__Directions__
Return each entry word for word. Leave the images out.

__Items from an interface collection__
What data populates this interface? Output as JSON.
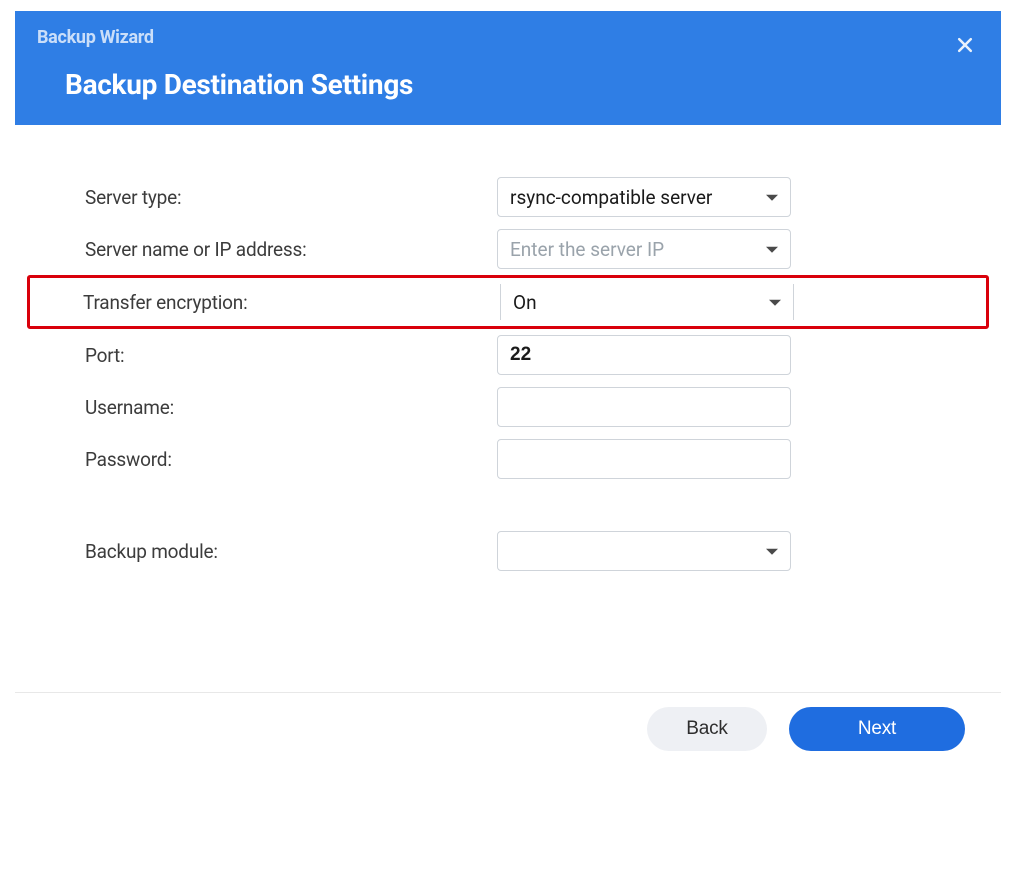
{
  "header": {
    "wizard_title": "Backup Wizard",
    "page_title": "Backup Destination Settings"
  },
  "form": {
    "server_type": {
      "label": "Server type:",
      "value": "rsync-compatible server"
    },
    "server_name": {
      "label": "Server name or IP address:",
      "placeholder": "Enter the server IP",
      "value": ""
    },
    "transfer_encryption": {
      "label": "Transfer encryption:",
      "value": "On"
    },
    "port": {
      "label": "Port:",
      "value": "22"
    },
    "username": {
      "label": "Username:",
      "value": ""
    },
    "password": {
      "label": "Password:",
      "value": ""
    },
    "backup_module": {
      "label": "Backup module:",
      "value": ""
    }
  },
  "footer": {
    "back": "Back",
    "next": "Next"
  }
}
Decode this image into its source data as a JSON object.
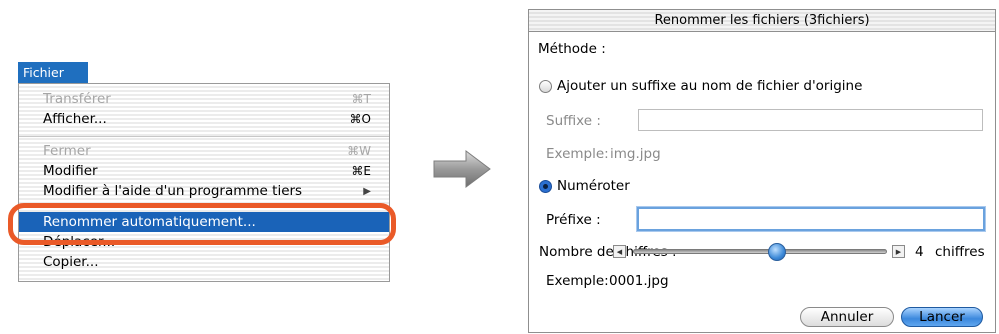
{
  "menu": {
    "title": "Fichier",
    "items": [
      {
        "label": "Transférer",
        "shortcut": "⌘T"
      },
      {
        "label": "Afficher...",
        "shortcut": "⌘O"
      },
      {
        "label": "Fermer",
        "shortcut": "⌘W"
      },
      {
        "label": "Modifier",
        "shortcut": "⌘E"
      },
      {
        "label": "Modifier à l'aide d'un programme tiers",
        "shortcut": "▶"
      },
      {
        "label": "Renommer automatiquement..."
      },
      {
        "label": "Déplacer..."
      },
      {
        "label": "Copier..."
      }
    ]
  },
  "dialog": {
    "title": "Renommer les fichiers (3fichiers)",
    "method_label": "Méthode :",
    "option_suffix": "Ajouter un suffixe au nom de fichier d'origine",
    "suffix_label": "Suffixe :",
    "suffix_value": "",
    "suffix_example_label": "Exemple:",
    "suffix_example_value": "img.jpg",
    "option_number": "Numéroter",
    "prefix_label": "Préfixe :",
    "prefix_value": "",
    "digits_label": "Nombre de chiffres :",
    "digits_value": "4",
    "digits_unit": "chiffres",
    "number_example_label": "Exemple:",
    "number_example_value": "0001.jpg",
    "cancel_label": "Annuler",
    "run_label": "Lancer"
  },
  "colors": {
    "menu_highlight": "#1a63b8",
    "callout_ring": "#ea5a28",
    "default_button": "#3b88dd"
  },
  "icons": {
    "flow_arrow": "right-arrow-icon",
    "submenu_arrow": "triangle-right-icon"
  }
}
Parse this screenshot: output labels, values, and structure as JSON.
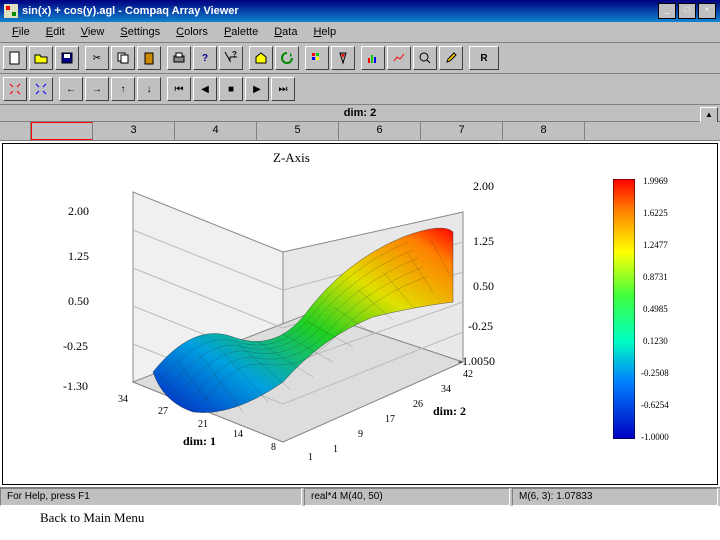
{
  "window": {
    "title": "sin(x) + cos(y).agl - Compaq Array Viewer"
  },
  "menu": [
    "File",
    "Edit",
    "View",
    "Settings",
    "Colors",
    "Palette",
    "Data",
    "Help"
  ],
  "dim_header": "dim: 2",
  "columns": [
    "3",
    "4",
    "5",
    "6",
    "7",
    "8"
  ],
  "chart_data": {
    "type": "surface3d",
    "title": "Z-Axis",
    "z_ticks_left": [
      "2.00",
      "1.25",
      "0.50",
      "-0.25",
      "-1.30"
    ],
    "z_ticks_right": [
      "2.00",
      "1.25",
      "0.50",
      "-0.25",
      "-1.0050"
    ],
    "x_ticks": [
      "34",
      "27",
      "21",
      "14",
      "8",
      "1"
    ],
    "y_ticks": [
      "42",
      "34",
      "26",
      "17",
      "9",
      "1"
    ],
    "xlabel": "dim: 1",
    "ylabel": "dim: 2",
    "colorbar": [
      "1.9969",
      "1.6225",
      "1.2477",
      "0.8731",
      "0.4985",
      "0.1230",
      "-0.2508",
      "-0.6254",
      "-1.0000"
    ],
    "function": "sin(x)+cos(y)",
    "x_count": 40,
    "y_count": 50,
    "z_min": -1.0,
    "z_max": 2.0
  },
  "status": {
    "help": "For Help, press F1",
    "type": "real*4 M(40, 50)",
    "cursor": "M(6, 3): 1.07833"
  },
  "footer_link": "Back to Main Menu"
}
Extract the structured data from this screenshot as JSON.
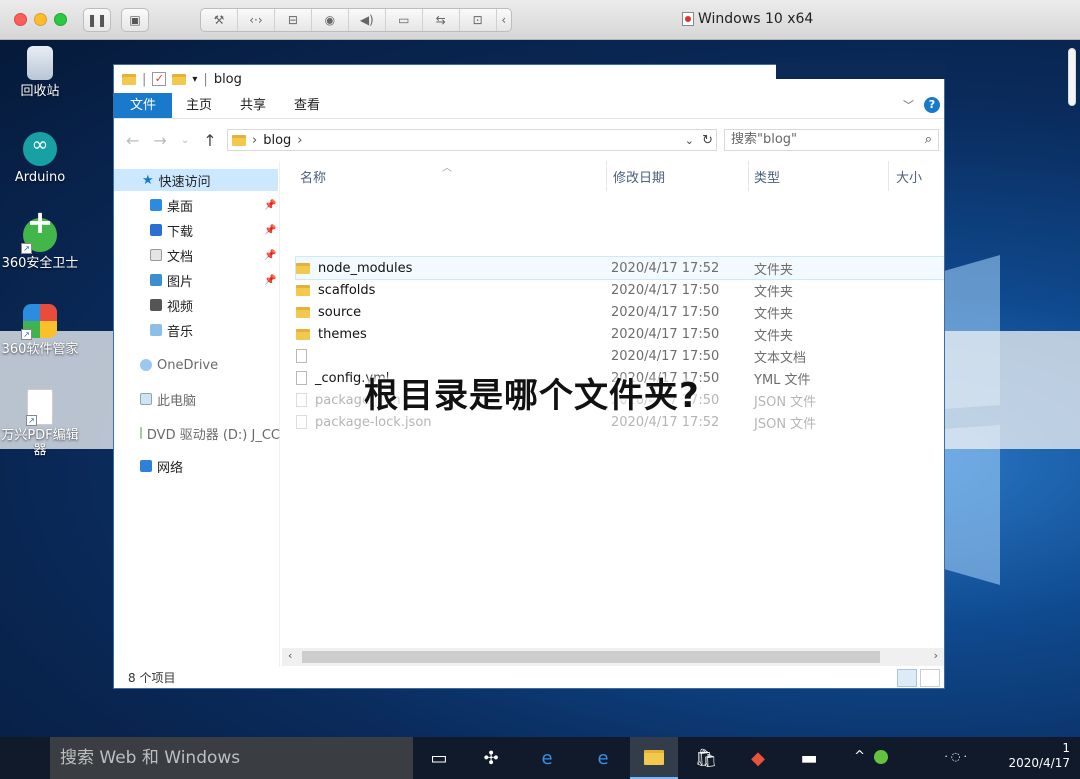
{
  "vm": {
    "title": "Windows 10 x64"
  },
  "desktop": {
    "icons": [
      {
        "label": "回收站",
        "icon": "recycle-bin-icon"
      },
      {
        "label": "Arduino",
        "icon": "arduino-icon"
      },
      {
        "label": "360安全卫士",
        "icon": "360-safe-icon"
      },
      {
        "label": "360软件管家",
        "icon": "360-software-manager-icon"
      },
      {
        "label": "万兴PDF编辑器",
        "icon": "pdf-editor-icon"
      }
    ]
  },
  "explorer": {
    "title": "blog",
    "ribbon": {
      "tabs": [
        "文件",
        "主页",
        "共享",
        "查看"
      ]
    },
    "address": {
      "path": "blog",
      "search_placeholder": "搜索\"blog\""
    },
    "nav": {
      "quick_access": "快速访问",
      "items": [
        "桌面",
        "下载",
        "文档",
        "图片",
        "视频",
        "音乐"
      ],
      "onedrive": "OneDrive",
      "this_pc": "此电脑",
      "dvd": "DVD 驱动器 (D:) J_CC",
      "network": "网络"
    },
    "columns": {
      "name": "名称",
      "date": "修改日期",
      "type": "类型",
      "size": "大小"
    },
    "files": [
      {
        "name": "node_modules",
        "date": "2020/4/17 17:52",
        "type": "文件夹",
        "kind": "folder"
      },
      {
        "name": "scaffolds",
        "date": "2020/4/17 17:50",
        "type": "文件夹",
        "kind": "folder"
      },
      {
        "name": "source",
        "date": "2020/4/17 17:50",
        "type": "文件夹",
        "kind": "folder"
      },
      {
        "name": "themes",
        "date": "2020/4/17 17:50",
        "type": "文件夹",
        "kind": "folder"
      },
      {
        "name": "",
        "date": "2020/4/17 17:50",
        "type": "文本文档",
        "kind": "file"
      },
      {
        "name": "_config.yml",
        "date": "2020/4/17 17:50",
        "type": "YML 文件",
        "kind": "file"
      },
      {
        "name": "package.json",
        "date": "2020/4/17 17:50",
        "type": "JSON 文件",
        "kind": "file-faded"
      },
      {
        "name": "package-lock.json",
        "date": "2020/4/17 17:52",
        "type": "JSON 文件",
        "kind": "file-faded"
      }
    ],
    "status": "8 个项目"
  },
  "overlay": {
    "question": "根目录是哪个文件夹?"
  },
  "taskbar": {
    "search_placeholder": "搜索 Web 和 Windows",
    "clock_time": "1",
    "clock_date": "2020/4/17"
  },
  "colors": {
    "accent": "#1979ca",
    "selection": "#cce8ff",
    "taskbar": "#101a2a"
  }
}
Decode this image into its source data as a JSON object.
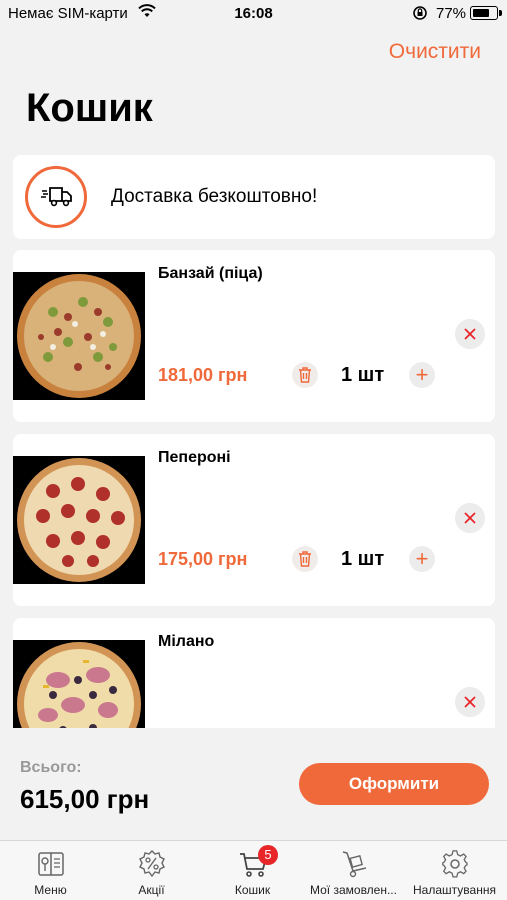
{
  "status_bar": {
    "carrier": "Немає SIM-карти",
    "time": "16:08",
    "battery": "77%",
    "battery_level": 0.77
  },
  "header": {
    "clear_label": "Очистити",
    "title": "Кошик"
  },
  "delivery": {
    "text": "Доставка безкоштовно!"
  },
  "items": [
    {
      "name": "Банзай (піца)",
      "price": "181,00 грн",
      "qty": "1 шт",
      "style": "banzai"
    },
    {
      "name": "Пепероні",
      "price": "175,00 грн",
      "qty": "1 шт",
      "style": "pepperoni"
    },
    {
      "name": "Мілано",
      "price": "",
      "qty": "",
      "style": "milano"
    }
  ],
  "summary": {
    "label": "Всього:",
    "total": "615,00 грн",
    "checkout_label": "Оформити"
  },
  "tabs": [
    {
      "label": "Меню",
      "icon": "menu-book-icon"
    },
    {
      "label": "Акції",
      "icon": "percent-badge-icon"
    },
    {
      "label": "Кошик",
      "icon": "cart-icon",
      "badge": "5"
    },
    {
      "label": "Мої замовлен...",
      "icon": "hand-truck-icon"
    },
    {
      "label": "Налаштування",
      "icon": "gear-icon"
    }
  ],
  "colors": {
    "accent": "#f0693a",
    "badge": "#e8262a",
    "background": "#f2f2f2"
  }
}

__Exercise response__
What data populates this interface? Output as JSON.
{
  "header": {
    "wizard_title": "Backup Wizard",
    "page_title": "Backup Destination Settings"
  },
  "form": {
    "server_type": {
      "label": "Server type:",
      "value": "rsync-compatible server"
    },
    "server_name": {
      "label": "Server name or IP address:",
      "placeholder": "Enter the server IP",
      "value": ""
    },
    "transfer_encryption": {
      "label": "Transfer encryption:",
      "value": "On"
    },
    "port": {
      "label": "Port:",
      "value": "22"
    },
    "username": {
      "label": "Username:",
      "value": ""
    },
    "password": {
      "label": "Password:",
      "value": ""
    },
    "backup_module": {
      "label": "Backup module:",
      "value": ""
    }
  },
  "footer": {
    "back": "Back",
    "next": "Next"
  }
}
Decode this image into its source data as a JSON object.
{
  "menu": {
    "title": "Fichier",
    "items": [
      {
        "label": "Transférer",
        "shortcut": "⌘T"
      },
      {
        "label": "Afficher...",
        "shortcut": "⌘O"
      },
      {
        "label": "Fermer",
        "shortcut": "⌘W"
      },
      {
        "label": "Modifier",
        "shortcut": "⌘E"
      },
      {
        "label": "Modifier à l'aide d'un programme tiers",
        "shortcut": "▶"
      },
      {
        "label": "Renommer automatiquement..."
      },
      {
        "label": "Déplacer..."
      },
      {
        "label": "Copier..."
      }
    ]
  },
  "dialog": {
    "title": "Renommer les fichiers (3fichiers)",
    "method_label": "Méthode :",
    "option_suffix": "Ajouter un suffixe au nom de fichier d'origine",
    "suffix_label": "Suffixe :",
    "suffix_value": "",
    "suffix_example_label": "Exemple:",
    "suffix_example_value": "img.jpg",
    "option_number": "Numéroter",
    "prefix_label": "Préfixe :",
    "prefix_value": "",
    "digits_label": "Nombre de chiffres :",
    "digits_value": "4",
    "digits_unit": "chiffres",
    "number_example_label": "Exemple:",
    "number_example_value": "0001.jpg",
    "cancel_label": "Annuler",
    "run_label": "Lancer"
  },
  "colors": {
    "menu_highlight": "#1a63b8",
    "callout_ring": "#ea5a28",
    "default_button": "#3b88dd"
  },
  "icons": {
    "flow_arrow": "right-arrow-icon",
    "submenu_arrow": "triangle-right-icon"
  }
}
Parse this screenshot: output labels, values, and structure as JSON.
{
  "window": {
    "title": "sin(x) + cos(y).agl - Compaq Array Viewer"
  },
  "menu": [
    "File",
    "Edit",
    "View",
    "Settings",
    "Colors",
    "Palette",
    "Data",
    "Help"
  ],
  "dim_header": "dim: 2",
  "columns": [
    "3",
    "4",
    "5",
    "6",
    "7",
    "8"
  ],
  "chart_data": {
    "type": "surface3d",
    "title": "Z-Axis",
    "z_ticks_left": [
      "2.00",
      "1.25",
      "0.50",
      "-0.25",
      "-1.30"
    ],
    "z_ticks_right": [
      "2.00",
      "1.25",
      "0.50",
      "-0.25",
      "-1.0050"
    ],
    "x_ticks": [
      "34",
      "27",
      "21",
      "14",
      "8",
      "1"
    ],
    "y_ticks": [
      "42",
      "34",
      "26",
      "17",
      "9",
      "1"
    ],
    "xlabel": "dim: 1",
    "ylabel": "dim: 2",
    "colorbar": [
      "1.9969",
      "1.6225",
      "1.2477",
      "0.8731",
      "0.4985",
      "0.1230",
      "-0.2508",
      "-0.6254",
      "-1.0000"
    ],
    "function": "sin(x)+cos(y)",
    "x_count": 40,
    "y_count": 50,
    "z_min": -1.0,
    "z_max": 2.0
  },
  "status": {
    "help": "For Help, press F1",
    "type": "real*4 M(40, 50)",
    "cursor": "M(6, 3): 1.07833"
  },
  "footer_link": "Back to Main Menu"
}
Extract the structured data from this screenshot as JSON.
{
  "vm": {
    "title": "Windows 10 x64"
  },
  "desktop": {
    "icons": [
      {
        "label": "回收站",
        "icon": "recycle-bin-icon"
      },
      {
        "label": "Arduino",
        "icon": "arduino-icon"
      },
      {
        "label": "360安全卫士",
        "icon": "360-safe-icon"
      },
      {
        "label": "360软件管家",
        "icon": "360-software-manager-icon"
      },
      {
        "label": "万兴PDF编辑器",
        "icon": "pdf-editor-icon"
      }
    ]
  },
  "explorer": {
    "title": "blog",
    "ribbon": {
      "tabs": [
        "文件",
        "主页",
        "共享",
        "查看"
      ]
    },
    "address": {
      "path": "blog",
      "search_placeholder": "搜索\"blog\""
    },
    "nav": {
      "quick_access": "快速访问",
      "items": [
        "桌面",
        "下载",
        "文档",
        "图片",
        "视频",
        "音乐"
      ],
      "onedrive": "OneDrive",
      "this_pc": "此电脑",
      "dvd": "DVD 驱动器 (D:) J_CC",
      "network": "网络"
    },
    "columns": {
      "name": "名称",
      "date": "修改日期",
      "type": "类型",
      "size": "大小"
    },
    "files": [
      {
        "name": "node_modules",
        "date": "2020/4/17 17:52",
        "type": "文件夹",
        "kind": "folder"
      },
      {
        "name": "scaffolds",
        "date": "2020/4/17 17:50",
        "type": "文件夹",
        "kind": "folder"
      },
      {
        "name": "source",
        "date": "2020/4/17 17:50",
        "type": "文件夹",
        "kind": "folder"
      },
      {
        "name": "themes",
        "date": "2020/4/17 17:50",
        "type": "文件夹",
        "kind": "folder"
      },
      {
        "name": "",
        "date": "2020/4/17 17:50",
        "type": "文本文档",
        "kind": "file"
      },
      {
        "name": "_config.yml",
        "date": "2020/4/17 17:50",
        "type": "YML 文件",
        "kind": "file"
      },
      {
        "name": "package.json",
        "date": "2020/4/17 17:50",
        "type": "JSON 文件",
        "kind": "file-faded"
      },
      {
        "name": "package-lock.json",
        "date": "2020/4/17 17:52",
        "type": "JSON 文件",
        "kind": "file-faded"
      }
    ],
    "status": "8 个项目"
  },
  "overlay": {
    "question": "根目录是哪个文件夹?"
  },
  "taskbar": {
    "search_placeholder": "搜索 Web 和 Windows",
    "clock_time": "1",
    "clock_date": "2020/4/17"
  },
  "colors": {
    "accent": "#1979ca",
    "selection": "#cce8ff",
    "taskbar": "#101a2a"
  }
}
Decode this image into its source data as a JSON object.
{
  "status_bar": {
    "carrier": "Немає SIM-карти",
    "time": "16:08",
    "battery": "77%",
    "battery_level": 0.77
  },
  "header": {
    "clear_label": "Очистити",
    "title": "Кошик"
  },
  "delivery": {
    "text": "Доставка безкоштовно!"
  },
  "items": [
    {
      "name": "Банзай (піца)",
      "price": "181,00 грн",
      "qty": "1 шт",
      "style": "banzai"
    },
    {
      "name": "Пепероні",
      "price": "175,00 грн",
      "qty": "1 шт",
      "style": "pepperoni"
    },
    {
      "name": "Мілано",
      "price": "",
      "qty": "",
      "style": "milano"
    }
  ],
  "summary": {
    "label": "Всього:",
    "total": "615,00 грн",
    "checkout_label": "Оформити"
  },
  "tabs": [
    {
      "label": "Меню",
      "icon": "menu-book-icon"
    },
    {
      "label": "Акції",
      "icon": "percent-badge-icon"
    },
    {
      "label": "Кошик",
      "icon": "cart-icon",
      "badge": "5"
    },
    {
      "label": "Мої замовлен...",
      "icon": "hand-truck-icon"
    },
    {
      "label": "Налаштування",
      "icon": "gear-icon"
    }
  ],
  "colors": {
    "accent": "#f0693a",
    "badge": "#e8262a",
    "background": "#f2f2f2"
  }
}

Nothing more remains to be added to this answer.